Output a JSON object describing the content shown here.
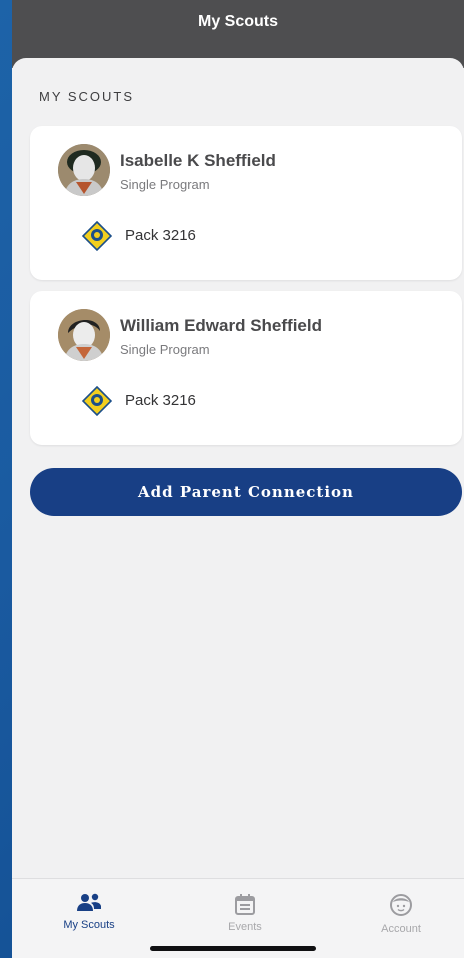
{
  "header": {
    "title": "My Scouts"
  },
  "section": {
    "title": "MY SCOUTS"
  },
  "scouts": [
    {
      "name": "Isabelle K Sheffield",
      "program": "Single Program",
      "unit": "Pack 3216"
    },
    {
      "name": "William Edward Sheffield",
      "program": "Single Program",
      "unit": "Pack 3216"
    }
  ],
  "actions": {
    "add_parent_connection": "Add Parent Connection"
  },
  "tabbar": {
    "items": [
      {
        "label": "My Scouts",
        "icon": "people-icon",
        "active": true
      },
      {
        "label": "Events",
        "icon": "calendar-icon",
        "active": false
      },
      {
        "label": "Account",
        "icon": "face-icon",
        "active": false
      }
    ]
  },
  "colors": {
    "accent": "#183f85",
    "header_bg": "#4e4e50",
    "background": "#1a5aa0",
    "inactive": "#a8a8ab"
  }
}
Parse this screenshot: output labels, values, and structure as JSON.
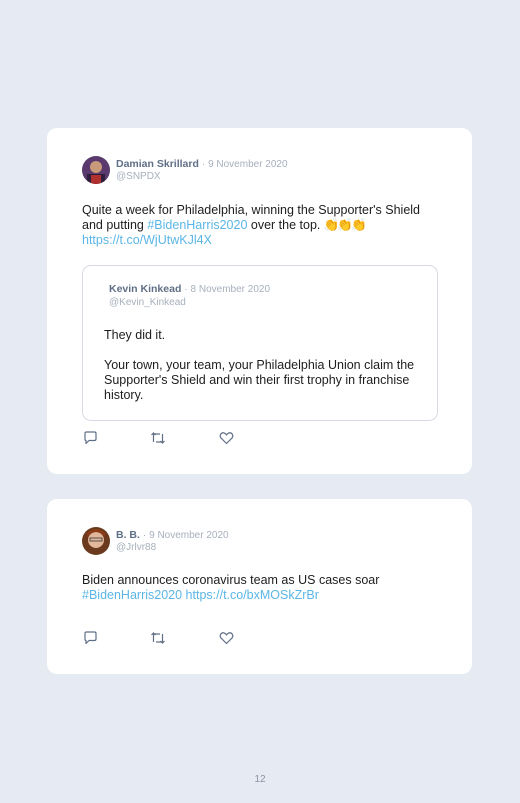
{
  "tweets": [
    {
      "author": "Damian Skrillard",
      "separator": "·",
      "date": "9 November 2020",
      "handle": "@SNPDX",
      "text_before": "Quite a week for Philadelphia, winning the Supporter's Shield and putting ",
      "hashtag": "#BidenHarris2020",
      "text_after": " over the top. ",
      "emoji": "👏👏👏",
      "link": "https://t.co/WjUtwKJl4X",
      "quoted": {
        "author": "Kevin Kinkead",
        "separator": "·",
        "date": "8 November 2020",
        "handle": "@Kevin_Kinkead",
        "paragraph1": "They did it.",
        "paragraph2": "Your town, your team, your Philadelphia Union claim the Supporter's Shield and win their first trophy in franchise history."
      },
      "actions": [
        "reply-icon",
        "retweet-icon",
        "like-icon"
      ]
    },
    {
      "author": "B. B.",
      "separator": "·",
      "date": "9 November 2020",
      "handle": "@Jrlvr88",
      "text": "Biden announces coronavirus team as US cases soar",
      "hashtag": "#BidenHarris2020",
      "link": "https://t.co/bxMOSkZrBr",
      "actions": [
        "reply-icon",
        "retweet-icon",
        "like-icon"
      ]
    }
  ],
  "page_number": "12",
  "colors": {
    "background": "#e6eaf3",
    "card": "#ffffff",
    "link": "#5bb6e6",
    "name": "#5f6f86",
    "muted": "#a7b0bd",
    "icon": "#5f6f86"
  }
}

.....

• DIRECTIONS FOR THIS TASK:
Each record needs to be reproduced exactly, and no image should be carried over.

• ANSWER BOX:
Output a JSON object describing the content shown here.
{
  "header": {
    "title": "My Scouts"
  },
  "section": {
    "title": "MY SCOUTS"
  },
  "scouts": [
    {
      "name": "Isabelle K Sheffield",
      "program": "Single Program",
      "unit": "Pack 3216"
    },
    {
      "name": "William Edward Sheffield",
      "program": "Single Program",
      "unit": "Pack 3216"
    }
  ],
  "actions": {
    "add_parent_connection": "Add Parent Connection"
  },
  "tabbar": {
    "items": [
      {
        "label": "My Scouts",
        "icon": "people-icon",
        "active": true
      },
      {
        "label": "Events",
        "icon": "calendar-icon",
        "active": false
      },
      {
        "label": "Account",
        "icon": "face-icon",
        "active": false
      }
    ]
  },
  "colors": {
    "accent": "#183f85",
    "header_bg": "#4e4e50",
    "background": "#1a5aa0",
    "inactive": "#a8a8ab"
  }
}
Parse this screenshot: output labels, values, and structure as JSON.
{
  "tweets": [
    {
      "author": "Damian Skrillard",
      "separator": "·",
      "date": "9 November 2020",
      "handle": "@SNPDX",
      "text_before": "Quite a week for Philadelphia, winning the Supporter's Shield and putting ",
      "hashtag": "#BidenHarris2020",
      "text_after": " over the top. ",
      "emoji": "👏👏👏",
      "link": "https://t.co/WjUtwKJl4X",
      "quoted": {
        "author": "Kevin Kinkead",
        "separator": "·",
        "date": "8 November 2020",
        "handle": "@Kevin_Kinkead",
        "paragraph1": "They did it.",
        "paragraph2": "Your town, your team, your Philadelphia Union claim the Supporter's Shield and win their first trophy in franchise history."
      },
      "actions": [
        "reply-icon",
        "retweet-icon",
        "like-icon"
      ]
    },
    {
      "author": "B. B.",
      "separator": "·",
      "date": "9 November 2020",
      "handle": "@Jrlvr88",
      "text": "Biden announces coronavirus team as US cases soar",
      "hashtag": "#BidenHarris2020",
      "link": "https://t.co/bxMOSkZrBr",
      "actions": [
        "reply-icon",
        "retweet-icon",
        "like-icon"
      ]
    }
  ],
  "page_number": "12",
  "colors": {
    "background": "#e6eaf3",
    "card": "#ffffff",
    "link": "#5bb6e6",
    "name": "#5f6f86",
    "muted": "#a7b0bd",
    "icon": "#5f6f86"
  }
}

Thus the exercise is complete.